# About this task
Could each record be restated word for word?

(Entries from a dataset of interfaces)
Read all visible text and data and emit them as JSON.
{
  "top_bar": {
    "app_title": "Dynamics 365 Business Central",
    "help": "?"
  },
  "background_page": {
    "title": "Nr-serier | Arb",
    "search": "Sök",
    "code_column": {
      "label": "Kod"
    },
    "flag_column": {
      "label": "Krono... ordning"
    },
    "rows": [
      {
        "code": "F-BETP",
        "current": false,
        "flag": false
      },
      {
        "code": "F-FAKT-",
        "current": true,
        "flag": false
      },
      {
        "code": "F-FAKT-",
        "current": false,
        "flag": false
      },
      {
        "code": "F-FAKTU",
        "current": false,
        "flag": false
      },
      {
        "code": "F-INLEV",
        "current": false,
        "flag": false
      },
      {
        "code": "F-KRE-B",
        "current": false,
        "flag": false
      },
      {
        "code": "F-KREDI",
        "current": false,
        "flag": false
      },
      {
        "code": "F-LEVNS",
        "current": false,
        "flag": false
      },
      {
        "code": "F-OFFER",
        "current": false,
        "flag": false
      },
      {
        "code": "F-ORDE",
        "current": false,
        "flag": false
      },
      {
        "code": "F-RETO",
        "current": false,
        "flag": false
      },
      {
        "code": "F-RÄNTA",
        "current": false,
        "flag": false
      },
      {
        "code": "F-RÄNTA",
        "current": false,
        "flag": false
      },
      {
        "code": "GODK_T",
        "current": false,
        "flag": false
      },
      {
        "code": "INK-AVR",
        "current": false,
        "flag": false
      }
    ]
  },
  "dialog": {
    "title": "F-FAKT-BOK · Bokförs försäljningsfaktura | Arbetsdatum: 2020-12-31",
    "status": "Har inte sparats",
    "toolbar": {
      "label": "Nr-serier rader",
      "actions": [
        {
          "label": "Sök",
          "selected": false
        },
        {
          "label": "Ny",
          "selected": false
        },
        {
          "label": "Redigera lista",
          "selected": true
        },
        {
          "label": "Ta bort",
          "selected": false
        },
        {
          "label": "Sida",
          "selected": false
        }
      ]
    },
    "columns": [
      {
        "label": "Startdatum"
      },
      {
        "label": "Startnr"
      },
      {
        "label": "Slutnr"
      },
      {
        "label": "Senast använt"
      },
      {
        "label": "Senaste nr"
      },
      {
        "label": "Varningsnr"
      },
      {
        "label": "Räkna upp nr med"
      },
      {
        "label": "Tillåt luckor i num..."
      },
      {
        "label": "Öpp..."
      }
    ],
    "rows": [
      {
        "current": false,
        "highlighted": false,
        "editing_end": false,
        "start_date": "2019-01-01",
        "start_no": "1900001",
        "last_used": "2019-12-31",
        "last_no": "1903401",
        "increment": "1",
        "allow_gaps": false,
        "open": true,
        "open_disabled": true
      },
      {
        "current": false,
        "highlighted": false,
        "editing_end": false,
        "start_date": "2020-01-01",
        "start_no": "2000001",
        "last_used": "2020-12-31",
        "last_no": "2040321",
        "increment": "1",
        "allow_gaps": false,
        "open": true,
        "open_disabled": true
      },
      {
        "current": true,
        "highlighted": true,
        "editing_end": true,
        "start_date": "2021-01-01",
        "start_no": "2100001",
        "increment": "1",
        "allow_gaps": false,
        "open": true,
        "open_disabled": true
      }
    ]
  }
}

# Reply to the exercise
Read all visible text and data and emit them as JSON.
{
  "top_bar": {
    "app_title": "Dynamics 365 Business Central",
    "help": "?"
  },
  "background_page": {
    "title": "Nr-serier | Arb",
    "search": "Sök",
    "code_column": {
      "label": "Kod"
    },
    "flag_column": {
      "label": "Krono... ordning"
    },
    "rows": [
      {
        "code": "F-BETP",
        "current": false,
        "flag": false
      },
      {
        "code": "F-FAKT-",
        "current": true,
        "flag": false
      },
      {
        "code": "F-FAKT-",
        "current": false,
        "flag": false
      },
      {
        "code": "F-FAKTU",
        "current": false,
        "flag": false
      },
      {
        "code": "F-INLEV",
        "current": false,
        "flag": false
      },
      {
        "code": "F-KRE-B",
        "current": false,
        "flag": false
      },
      {
        "code": "F-KREDI",
        "current": false,
        "flag": false
      },
      {
        "code": "F-LEVNS",
        "current": false,
        "flag": false
      },
      {
        "code": "F-OFFER",
        "current": false,
        "flag": false
      },
      {
        "code": "F-ORDE",
        "current": false,
        "flag": false
      },
      {
        "code": "F-RETO",
        "current": false,
        "flag": false
      },
      {
        "code": "F-RÄNTA",
        "current": false,
        "flag": false
      },
      {
        "code": "F-RÄNTA",
        "current": false,
        "flag": false
      },
      {
        "code": "GODK_T",
        "current": false,
        "flag": false
      },
      {
        "code": "INK-AVR",
        "current": false,
        "flag": false
      }
    ]
  },
  "dialog": {
    "title": "F-FAKT-BOK · Bokförs försäljningsfaktura | Arbetsdatum: 2020-12-31",
    "status": "Har inte sparats",
    "toolbar": {
      "label": "Nr-serier rader",
      "actions": [
        {
          "label": "Sök",
          "selected": false
        },
        {
          "label": "Ny",
          "selected": false
        },
        {
          "label": "Redigera lista",
          "selected": true
        },
        {
          "label": "Ta bort",
          "selected": false
        },
        {
          "label": "Sida",
          "selected": false
        }
      ]
    },
    "columns": [
      {
        "label": "Startdatum"
      },
      {
        "label": "Startnr"
      },
      {
        "label": "Slutnr"
      },
      {
        "label": "Senast använt"
      },
      {
        "label": "Senaste nr"
      },
      {
        "label": "Varningsnr"
      },
      {
        "label": "Räkna upp nr med"
      },
      {
        "label": "Tillåt luckor i num..."
      },
      {
        "label": "Öpp..."
      }
    ],
    "rows": [
      {
        "current": false,
        "highlighted": false,
        "editing_end": false,
        "start_date": "2019-01-01",
        "start_no": "1900001",
        "last_used": "2019-12-31",
        "last_no": "1903401",
        "increment": "1",
        "allow_gaps": false,
        "open": true,
        "open_disabled": true
      },
      {
        "current": false,
        "highlighted": false,
        "editing_end": false,
        "start_date": "2020-01-01",
        "start_no": "2000001",
        "last_used": "2020-12-31",
        "last_no": "2040321",
        "increment": "1",
        "allow_gaps": false,
        "open": true,
        "open_disabled": true
      },
      {
        "current": true,
        "highlighted": true,
        "editing_end": true,
        "start_date": "2021-01-01",
        "start_no": "2100001",
        "increment": "1",
        "allow_gaps": false,
        "open": true,
        "open_disabled": true
      }
    ]
  }
}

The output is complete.